Identifying Rare Cells
In certain cancers, there can be cells which disseminate from the tumor into the blood. These are known as “circulating tumor cells”, and can metastasize to secondary sites.
The problem with detecting these is that they are low in number, especially compared to the white blood cells which are present alongside circulating tumor cells in the blood.
The numbers can also vary between patients, therefore approaches to isolate circulating tumor cells may work for some patients but not others.
Another problem is that there can be variations in circulating tumor cells as well, i.e. they can be heterogeneous. This could cause problems, but also, a small number of these heterogeneous tumor cells could carry a specific mutation which would only be seen if the downstream analysis is sensitive enough.
There have been attempts to improve the detection of circulating tumor cells, form using differences in size, antibodies and flow-based approaches. Some approaches have managed to recover 95% of cancer cells, however the white blood cells which remain can cause problems for downstream applications.

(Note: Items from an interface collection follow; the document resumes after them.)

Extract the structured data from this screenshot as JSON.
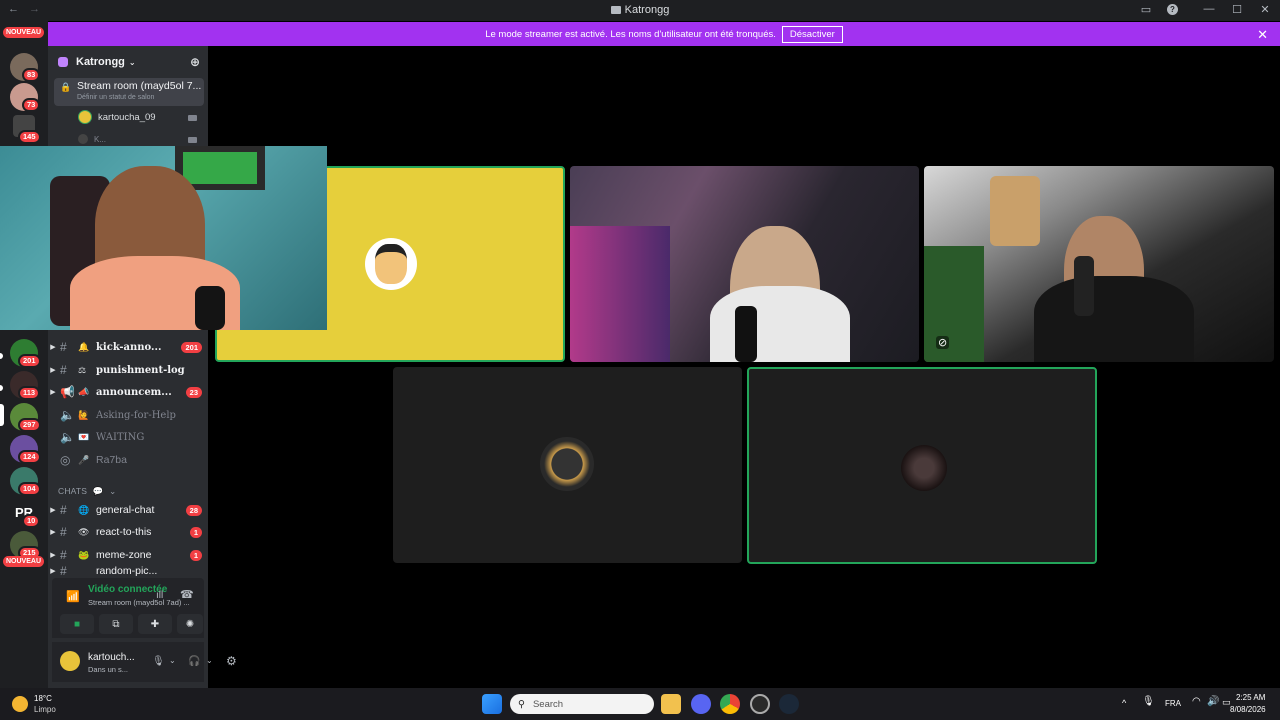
{
  "window": {
    "title": "Katrongg"
  },
  "banner": {
    "message": "Le mode streamer est activé. Les noms d'utilisateur ont été tronqués.",
    "button": "Désactiver"
  },
  "rail": {
    "nouveau_top": "NOUVEAU",
    "nouveau_bottom": "NOUVEAU",
    "badges": [
      "83",
      "73",
      "145",
      "201",
      "113",
      "297",
      "124",
      "104",
      "10",
      "215"
    ]
  },
  "sidebar": {
    "guild_name": "Katrongg",
    "stream_room": {
      "name": "Stream room (mayd5ol 7...",
      "status": "Définir un statut de salon"
    },
    "voice_users": [
      "kartoucha_09",
      "K..."
    ],
    "channels": [
      {
        "type": "text",
        "emoji": "🔔",
        "label": "kick-anno...",
        "count": "201",
        "bold": true
      },
      {
        "type": "text",
        "emoji": "⚖",
        "label": "punishment-log",
        "count": "",
        "bold": true
      },
      {
        "type": "announce",
        "emoji": "📣",
        "label": "announcem...",
        "count": "23",
        "bold": true
      },
      {
        "type": "voice",
        "emoji": "🙋",
        "label": "Asking-for-Help",
        "count": "",
        "bold": false
      },
      {
        "type": "voice",
        "emoji": "💌",
        "label": "WAITING",
        "count": "",
        "bold": false
      },
      {
        "type": "stage",
        "emoji": "🎤",
        "label": "Ra7ba",
        "count": "",
        "bold": false
      }
    ],
    "category": "CHATS",
    "chat_channels": [
      {
        "emoji": "🌐",
        "label": "general-chat",
        "count": "28"
      },
      {
        "emoji": "👁",
        "label": "react-to-this",
        "count": "1"
      },
      {
        "emoji": "🐸",
        "label": "meme-zone",
        "count": "1"
      },
      {
        "emoji": "",
        "label": "random-pic...",
        "count": ""
      }
    ],
    "voice_panel": {
      "status": "Vidéo connectée",
      "channel": "Stream room (mayd5ol 7ad) ..."
    },
    "user": {
      "name": "kartouch...",
      "status": "Dans un s..."
    }
  },
  "taskbar": {
    "weather_temp": "18°C",
    "weather_text": "Limpo",
    "search_placeholder": "Search",
    "lang": "FRA",
    "time": "2:25 AM",
    "date": "8/08/2026"
  },
  "colors": {
    "banner": "#a232f0",
    "speaking": "#23a55a",
    "badge": "#f23f43",
    "tile_yellow": "#e6cf3b"
  }
}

For example, when looking at the DNA to see if there are mutations in the tumor cells, these could be masked if the number of white blood cells (with unmutated DNA) is high.
Tumour cells in blood vessels 3d illustration. Image Credit: sciencepics / Shutterstock
Methods used to Detect Circulating Tumor Cells
While methods such as Fluorescence Activated Cell Sorting (FACS) have been applied to separate the white blood cells from the circulating tumor cells, there can be problems as the starting numbers of circulating tumor cells are low. Approaches such as micropipette aspiration and laser microdissection have been used, but are time consuming and thus not easy to apply to clinical settings. So, can there be another method which could detect circulating tumor cells without being time consuming or suffering from loss?
A device was created by Yeo and co., which uses a small fluid based (microfluidic) approach to move single cells into control chambers. First, the incoming cells are forces into a single cell stream. Pressure differences then move the cells from this main stream into the holding chambers. Having a cell enter a holding chamber means that the chamber becomes blocked, and this means that other cells cannot enter that chamber and are directed to another empty chamber instead.
The pressure in a particular holding chamber can then be changed, and this directs the cell occupying that chamber back into the main stream and into the now opened collection port. Cells are sequentially released from the holding chambers, and by the use of methods, such as immunofluorescence, specific cells can be separated from the mixture of cells. To minimize the amount of cells lost in the process and to enhance the detection of target cells, the stream is recycled so that another round of cell capture can be performed.
Optimizing the Performance
To optimize the recovery of circulating tumor cells, the authors initially used a mixture small beads to simulate different cells; these were either 15 micrometers (µm, or 15 millionths of a meter) or 20 µm in diameter. They observed that the beads entered the holding chambers sequentially and remained until release mode was activated.
Separating Cells in a Simulated Sample
The authors then used white blood cells and MCF-7 cells to see if they can be separated. MCF-7 cells are derived from a breast tumor, and in this test represent circulating tumor cells. Different ratios of MCF-7 cells to white blood cells were used; 1 MCF-7 to 1,000 white blood cells (1:1000), and 1:100,000.
To detect these two types of cells, the authors used two fluorescence markers; cytokeratin, for MCF-7 cells and CD45 for white blood cells. Cells showing the presence of cytokeratin were moved to the recovery port, while the other cells were directed to the recycling outlet. This way, the white blood cells were actively removed from the sample, leaving behind a pure sample containing only MCF-7 cells.
Speed and Recovery
The authors noted that a sample of around 101,000 cells took around 2-3 hours to be separated, and that at least three cycles were needed to get around 95% of MCF-7 cells. Using five cycles increased the recovery from 95% to 99%.
In to the Clinic?
By having this ability to easily separate out cells from a mixed population, this has the potential to be used in clinic; it can be used to detect what mutations are present in the tumor or a sub-population of the tumor, and this can also be done during therapy to see if any mutations which may lead to treatment resistance emerges. This would mean that treatment can be quickly changed before the tumor has the chance to spread more.